B. Queer is a natural phenomenon known to India from ages. It is neither urban or elitist.
C. Marriage is not static. (VIA LIVE LAW)
CJI DY Chandrachud : There shall be no harassment to queer community by summoning them to police station solely to enquire about their sexual identity. Police should not force queer persons to return to their natal family.
CJI : Gender of a person is not the same as their sexuality.
CJI DY Chandrachud : Contrary to Justice Bhat’s judgment, directions in my judgment does not result in the creation of an institution, rather they give effect to the fundamental rights under Part 3 of the Constitution.
CJI DY Chandrachud : Law cannot assume that only heterosexual couples can be good parents. This would amount to discrimination. So the adoption regulations are violative of the constitution for discrimination against queer couples.
CJI DY Chandrachud : There is no material on record to prove that only a married heterosexual couple can provide stability to a child.
CJI : Differentia between married couples and unmarried couples has no reasonable nexus with the objective of CARA – the best interests of the child.
CJI : JJ Act does not preclude unmarried couples from adopting.
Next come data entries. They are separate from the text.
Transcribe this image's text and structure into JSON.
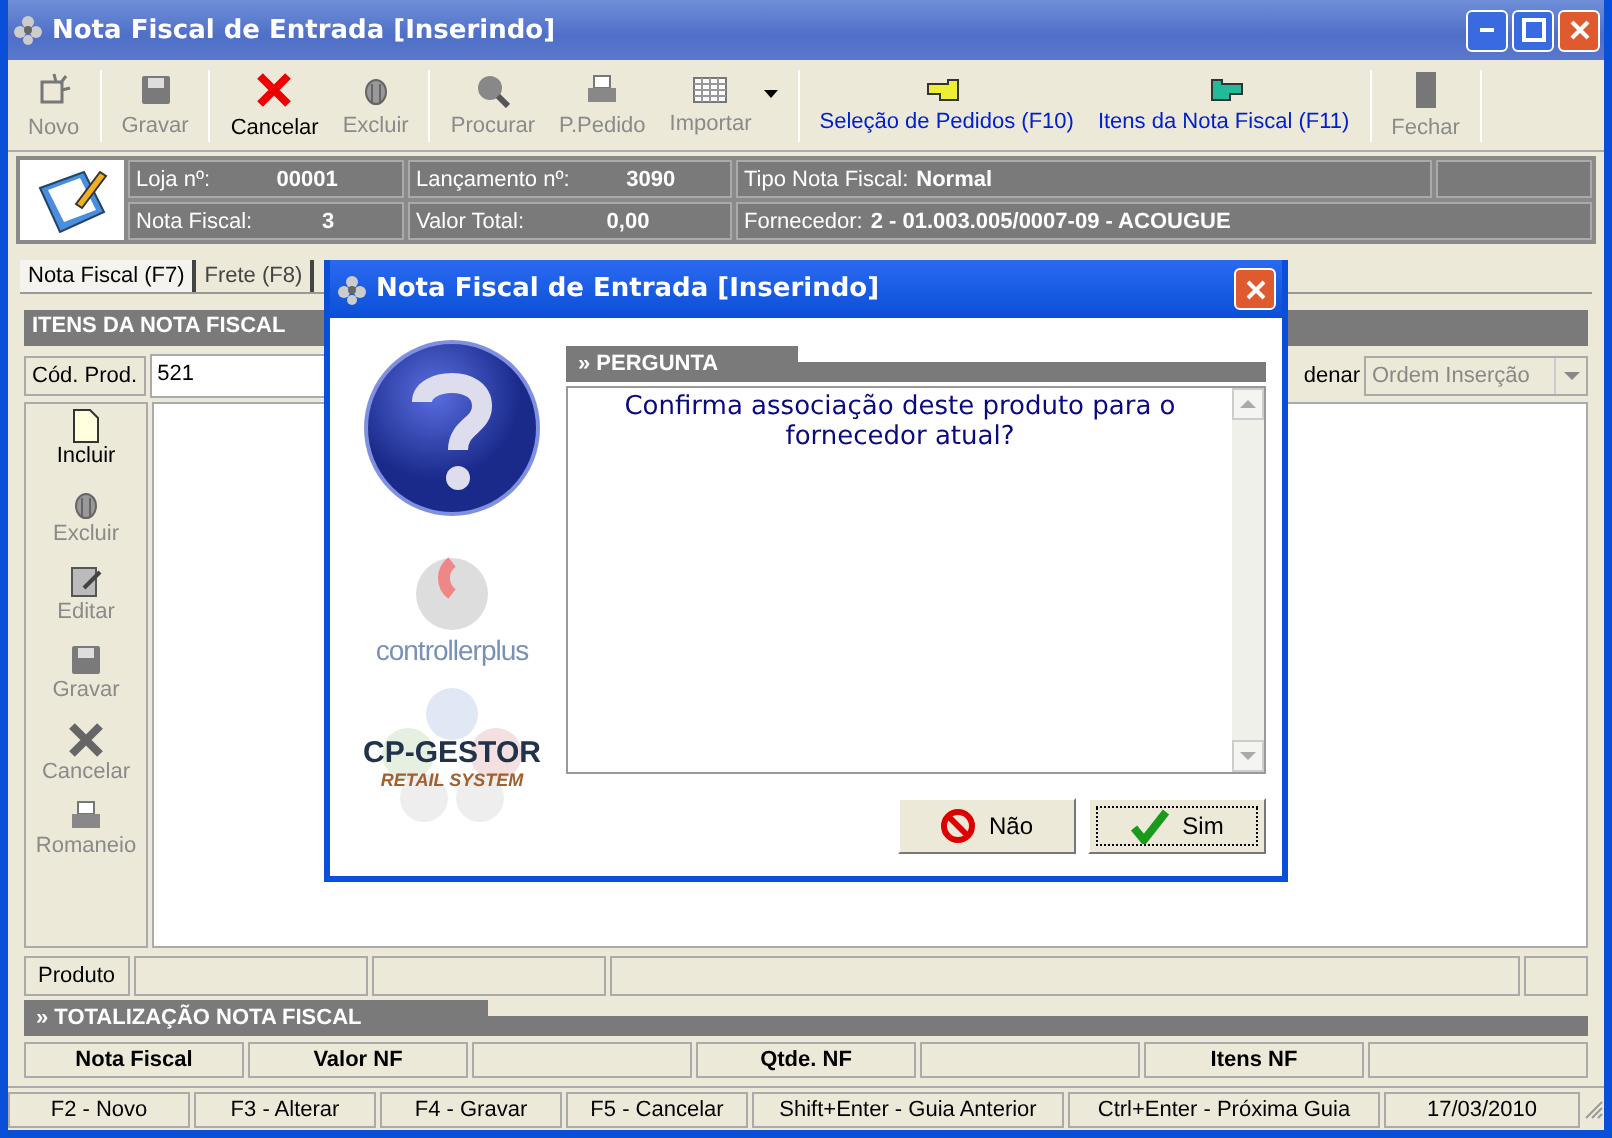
{
  "window": {
    "title": "Nota Fiscal de Entrada [Inserindo]"
  },
  "toolbar": [
    {
      "label": "Novo",
      "kind": "new",
      "disabled": true
    },
    {
      "label": "Gravar",
      "kind": "save",
      "disabled": true
    },
    {
      "label": "Cancelar",
      "kind": "cancel",
      "disabled": false
    },
    {
      "label": "Excluir",
      "kind": "delete",
      "disabled": true
    },
    {
      "label": "Procurar",
      "kind": "search",
      "disabled": true
    },
    {
      "label": "P.Pedido",
      "kind": "print",
      "disabled": true
    },
    {
      "label": "Importar",
      "kind": "import",
      "disabled": true
    },
    {
      "label": "Seleção de Pedidos (F10)",
      "kind": "hand-left",
      "disabled": false
    },
    {
      "label": "Itens da Nota Fiscal (F11)",
      "kind": "hand-right",
      "disabled": false
    },
    {
      "label": "Fechar",
      "kind": "close",
      "disabled": true
    }
  ],
  "info": [
    [
      {
        "label": "Loja nº:",
        "value": "00001"
      },
      {
        "label": "Lançamento nº:",
        "value": "3090"
      },
      {
        "label": "Tipo Nota Fiscal:",
        "value": "Normal"
      }
    ],
    [
      {
        "label": "Nota Fiscal:",
        "value": "3"
      },
      {
        "label": "Valor Total:",
        "value": "0,00"
      },
      {
        "label": "Fornecedor:",
        "value": "2 - 01.003.005/0007-09 - ACOUGUE"
      }
    ]
  ],
  "tabs": [
    {
      "label": "Nota Fiscal (F7)",
      "selected": true
    },
    {
      "label": "Frete (F8)",
      "selected": false
    }
  ],
  "items_section": {
    "title": "ITENS DA NOTA FISCAL",
    "product_code_label": "Cód. Prod.",
    "product_code": "521",
    "order_label": "denar",
    "order_value": "Ordem Inserção"
  },
  "side_actions": [
    {
      "label": "Incluir",
      "kind": "add",
      "disabled": false
    },
    {
      "label": "Excluir",
      "kind": "delete",
      "disabled": true
    },
    {
      "label": "Editar",
      "kind": "edit",
      "disabled": true
    },
    {
      "label": "Gravar",
      "kind": "save",
      "disabled": true
    },
    {
      "label": "Cancelar",
      "kind": "cancel",
      "disabled": true
    },
    {
      "label": "Romaneio",
      "kind": "print",
      "disabled": true
    }
  ],
  "product_row": {
    "label": "Produto"
  },
  "totals": {
    "title": "» TOTALIZAÇÃO NOTA FISCAL",
    "columns": [
      "Nota Fiscal",
      "Valor NF",
      "",
      "Qtde. NF",
      "",
      "Itens NF",
      ""
    ]
  },
  "status_bar": [
    "F2 - Novo",
    "F3 - Alterar",
    "F4 - Gravar",
    "F5 - Cancelar",
    "Shift+Enter - Guia Anterior",
    "Ctrl+Enter - Próxima Guia",
    "17/03/2010"
  ],
  "dialog": {
    "title": "Nota Fiscal de Entrada [Inserindo]",
    "logo_1": "controllerplus",
    "logo_2": "CP-GESTOR",
    "logo_2_sub": "RETAIL SYSTEM",
    "header": "» PERGUNTA",
    "message": "Confirma associação deste produto para o fornecedor atual?",
    "buttons": [
      {
        "label": "Não",
        "kind": "no",
        "focused": false
      },
      {
        "label": "Sim",
        "kind": "yes",
        "focused": true
      }
    ]
  }
}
The Union of India has not proved that precluding unmarried couples from adopting is in the best interest of the child. So CARA has exceeded its authority in barring unmarried couples.
CJI coming to the aspect of adoption rights now.
CJI : This court has recognized that queer persons cannot be discriminated upon. Material benefits and services flowing to heterosexual couples and denied to queer couples will be a violation of their fundamental right.
CJI : A transgender person is in a heterosexual relationship, such a marriage is recognized by the law. Since a transgender person can be in a heterosexual relationship, a union between a transman and a transwoman or vice versa can be registered under SMA.
CJI : Gender of a person is not the same as their sexuality.
CJI : All persons, including queer persons, have the right to judge the moral quality of their lives. The meaning of liberty is the ability to be who one wishes to be. (Via Live Law)..
Chief Justice of India Challenges Stereotypes: ‘Queerness is Not Urban or Elite'”
Chief Justice of India DY Chandrachud challenged stereotypes by asserting that queerness transcends urban and elite boundaries. His remarks come in response to the central government’s argument during the hearings, which suggested that legalizing same-sex marriage is an “urban elite” concern.
CJI Chandrachud’s statement underscores the diverse and inclusive nature of the LGBTQ+ rights movement in India.
The 5-judge Constitution Bench, headed by Chief Justice DY Chandrachud and including Justices Kaul, Bhat, Kohli, and Narasimha, has convened.
Bench to assemble shortly:
A five-judge Supreme Court Constitution Bench will convene shortly to announce the verdict on same-sex marriage legality in India.
Waiting from so many years: LGBTQ rights activist Arundhati Katju